- What needs to be done
If a line in the data contains "this", copy it out.
Start of Supplied entries
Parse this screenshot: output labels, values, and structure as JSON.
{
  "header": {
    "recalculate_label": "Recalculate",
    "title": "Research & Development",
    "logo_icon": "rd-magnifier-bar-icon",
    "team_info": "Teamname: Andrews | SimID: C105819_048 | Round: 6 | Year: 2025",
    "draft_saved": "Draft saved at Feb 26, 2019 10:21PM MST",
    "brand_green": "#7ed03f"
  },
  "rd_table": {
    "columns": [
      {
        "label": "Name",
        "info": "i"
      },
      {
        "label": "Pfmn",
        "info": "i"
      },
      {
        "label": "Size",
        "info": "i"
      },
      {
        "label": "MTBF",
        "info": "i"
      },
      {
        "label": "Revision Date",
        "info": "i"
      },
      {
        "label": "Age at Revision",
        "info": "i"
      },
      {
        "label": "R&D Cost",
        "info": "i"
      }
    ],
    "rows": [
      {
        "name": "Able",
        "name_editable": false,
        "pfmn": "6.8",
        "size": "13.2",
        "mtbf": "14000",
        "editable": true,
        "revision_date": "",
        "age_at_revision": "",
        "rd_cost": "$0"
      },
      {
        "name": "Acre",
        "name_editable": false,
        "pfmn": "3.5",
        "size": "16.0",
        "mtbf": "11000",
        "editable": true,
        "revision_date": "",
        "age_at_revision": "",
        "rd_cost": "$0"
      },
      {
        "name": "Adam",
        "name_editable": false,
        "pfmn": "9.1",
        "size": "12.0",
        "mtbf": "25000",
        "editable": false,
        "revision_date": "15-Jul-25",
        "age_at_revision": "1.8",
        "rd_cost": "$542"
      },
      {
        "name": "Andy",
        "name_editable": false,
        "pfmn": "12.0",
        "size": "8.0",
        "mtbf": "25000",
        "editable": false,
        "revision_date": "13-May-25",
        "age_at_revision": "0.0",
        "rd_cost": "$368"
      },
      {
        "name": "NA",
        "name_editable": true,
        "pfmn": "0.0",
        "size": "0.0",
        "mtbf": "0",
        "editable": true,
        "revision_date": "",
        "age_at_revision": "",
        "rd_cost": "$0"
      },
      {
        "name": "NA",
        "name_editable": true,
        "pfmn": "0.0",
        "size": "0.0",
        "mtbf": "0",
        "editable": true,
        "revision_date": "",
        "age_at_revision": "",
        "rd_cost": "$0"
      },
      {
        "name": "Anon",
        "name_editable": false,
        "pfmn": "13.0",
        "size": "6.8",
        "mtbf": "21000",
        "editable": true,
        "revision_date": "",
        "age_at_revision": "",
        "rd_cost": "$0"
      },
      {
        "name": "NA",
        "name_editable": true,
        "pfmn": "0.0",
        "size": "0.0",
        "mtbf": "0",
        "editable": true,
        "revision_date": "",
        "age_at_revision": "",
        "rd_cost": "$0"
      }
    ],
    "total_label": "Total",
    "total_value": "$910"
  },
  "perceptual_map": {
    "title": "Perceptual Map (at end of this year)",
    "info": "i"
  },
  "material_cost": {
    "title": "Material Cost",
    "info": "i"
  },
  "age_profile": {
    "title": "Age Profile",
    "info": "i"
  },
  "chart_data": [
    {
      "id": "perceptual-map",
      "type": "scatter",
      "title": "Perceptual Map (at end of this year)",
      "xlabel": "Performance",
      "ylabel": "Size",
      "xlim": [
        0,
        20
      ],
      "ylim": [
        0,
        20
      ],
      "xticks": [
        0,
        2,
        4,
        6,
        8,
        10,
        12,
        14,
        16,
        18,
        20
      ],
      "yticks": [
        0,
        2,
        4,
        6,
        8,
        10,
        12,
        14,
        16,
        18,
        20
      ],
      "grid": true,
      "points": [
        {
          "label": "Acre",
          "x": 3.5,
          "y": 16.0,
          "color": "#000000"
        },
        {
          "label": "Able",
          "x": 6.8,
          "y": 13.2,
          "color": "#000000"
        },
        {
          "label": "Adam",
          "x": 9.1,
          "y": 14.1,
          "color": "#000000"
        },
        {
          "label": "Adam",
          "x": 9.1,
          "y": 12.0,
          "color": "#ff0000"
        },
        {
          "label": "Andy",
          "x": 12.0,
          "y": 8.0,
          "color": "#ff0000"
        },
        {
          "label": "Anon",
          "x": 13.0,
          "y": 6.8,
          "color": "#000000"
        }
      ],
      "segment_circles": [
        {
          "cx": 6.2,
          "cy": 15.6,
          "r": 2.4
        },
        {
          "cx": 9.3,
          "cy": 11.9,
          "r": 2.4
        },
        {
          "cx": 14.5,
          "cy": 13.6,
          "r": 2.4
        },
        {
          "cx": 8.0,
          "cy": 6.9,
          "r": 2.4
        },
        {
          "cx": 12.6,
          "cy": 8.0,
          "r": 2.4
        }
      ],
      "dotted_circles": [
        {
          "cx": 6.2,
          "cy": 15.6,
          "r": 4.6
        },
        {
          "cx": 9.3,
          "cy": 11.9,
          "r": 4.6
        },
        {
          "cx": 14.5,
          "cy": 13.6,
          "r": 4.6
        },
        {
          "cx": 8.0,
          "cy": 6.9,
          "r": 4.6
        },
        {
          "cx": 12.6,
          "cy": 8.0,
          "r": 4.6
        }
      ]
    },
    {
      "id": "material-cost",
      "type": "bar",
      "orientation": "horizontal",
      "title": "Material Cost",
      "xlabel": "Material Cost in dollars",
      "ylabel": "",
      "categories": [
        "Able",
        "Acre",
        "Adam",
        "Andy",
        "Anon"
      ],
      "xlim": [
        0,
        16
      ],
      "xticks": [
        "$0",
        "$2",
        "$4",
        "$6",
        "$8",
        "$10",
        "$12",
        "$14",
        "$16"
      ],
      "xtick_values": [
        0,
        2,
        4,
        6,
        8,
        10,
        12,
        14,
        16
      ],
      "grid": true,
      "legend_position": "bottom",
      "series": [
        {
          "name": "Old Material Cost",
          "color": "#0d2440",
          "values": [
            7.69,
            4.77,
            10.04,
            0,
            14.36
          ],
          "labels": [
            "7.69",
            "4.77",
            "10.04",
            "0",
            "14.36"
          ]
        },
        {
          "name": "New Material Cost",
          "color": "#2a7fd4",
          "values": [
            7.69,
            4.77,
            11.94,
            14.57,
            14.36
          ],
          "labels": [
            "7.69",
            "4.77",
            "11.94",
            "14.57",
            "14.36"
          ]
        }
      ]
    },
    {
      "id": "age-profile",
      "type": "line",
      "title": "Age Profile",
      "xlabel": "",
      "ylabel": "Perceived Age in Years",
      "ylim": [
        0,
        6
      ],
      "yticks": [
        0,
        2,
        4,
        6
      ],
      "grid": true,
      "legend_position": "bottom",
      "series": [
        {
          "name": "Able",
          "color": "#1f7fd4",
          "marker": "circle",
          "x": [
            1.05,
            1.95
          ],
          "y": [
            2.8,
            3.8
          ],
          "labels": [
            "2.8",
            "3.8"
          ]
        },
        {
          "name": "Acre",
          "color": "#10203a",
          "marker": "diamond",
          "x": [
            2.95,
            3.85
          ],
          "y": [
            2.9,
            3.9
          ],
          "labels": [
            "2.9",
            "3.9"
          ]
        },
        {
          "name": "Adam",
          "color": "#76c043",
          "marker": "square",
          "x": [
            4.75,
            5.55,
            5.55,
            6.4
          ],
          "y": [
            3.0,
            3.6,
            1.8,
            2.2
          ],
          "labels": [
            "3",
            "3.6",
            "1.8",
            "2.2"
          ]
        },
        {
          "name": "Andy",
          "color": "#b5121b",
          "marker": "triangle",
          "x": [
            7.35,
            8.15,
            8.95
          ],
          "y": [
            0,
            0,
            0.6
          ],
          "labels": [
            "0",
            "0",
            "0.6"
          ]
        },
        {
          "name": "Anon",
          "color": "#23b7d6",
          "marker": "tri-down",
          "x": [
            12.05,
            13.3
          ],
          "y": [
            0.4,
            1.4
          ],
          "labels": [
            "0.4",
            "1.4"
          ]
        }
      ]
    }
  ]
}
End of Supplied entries
- Output of the exercise
Parse this screenshot: output labels, values, and structure as JSON.
    "title": "Perceptual Map (at end of this year)",
      "title": "Perceptual Map (at end of this year)",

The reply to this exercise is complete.